## Task requirements
Each entry below is to be reproduced exactly, though any pictures it holds must be omitted.

## The data
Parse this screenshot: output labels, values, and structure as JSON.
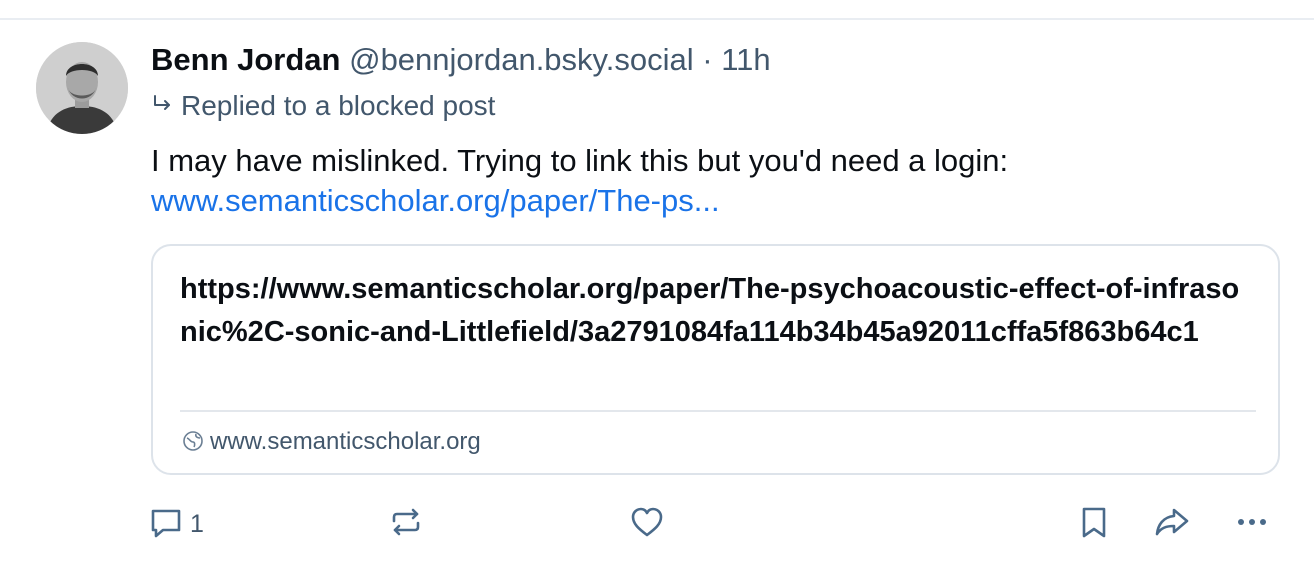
{
  "post": {
    "author_name": "Benn Jordan",
    "author_handle": "@bennjordan.bsky.social",
    "separator": "·",
    "time": "11h",
    "reply_context": "Replied to a blocked post",
    "text": "I may have mislinked. Trying to link this but you'd need a login:",
    "link_text": "www.semanticscholar.org/paper/The-ps..."
  },
  "card": {
    "title": "https://www.semanticscholar.org/paper/The-psychoacoustic-effect-of-infrasonic%2C-sonic-and-Littlefield/3a2791084fa114b34b45a92011cffa5f863b64c1",
    "domain": "www.semanticscholar.org"
  },
  "actions": {
    "reply_count": "1"
  },
  "colors": {
    "link": "#1a73e8",
    "muted": "#42576c",
    "icon": "#4a6a8a",
    "border": "#dde3ea"
  }
}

## Completed task
Parse this screenshot: output labels, values, and structure as JSON.
{
  "post": {
    "author_name": "Benn Jordan",
    "author_handle": "@bennjordan.bsky.social",
    "separator": "·",
    "time": "11h",
    "reply_context": "Replied to a blocked post",
    "text": "I may have mislinked. Trying to link this but you'd need a login:",
    "link_text": "www.semanticscholar.org/paper/The-ps..."
  },
  "card": {
    "title": "https://www.semanticscholar.org/paper/The-psychoacoustic-effect-of-infrasonic%2C-sonic-and-Littlefield/3a2791084fa114b34b45a92011cffa5f863b64c1",
    "domain": "www.semanticscholar.org"
  },
  "actions": {
    "reply_count": "1"
  },
  "colors": {
    "link": "#1a73e8",
    "muted": "#42576c",
    "icon": "#4a6a8a",
    "border": "#dde3ea"
  }
}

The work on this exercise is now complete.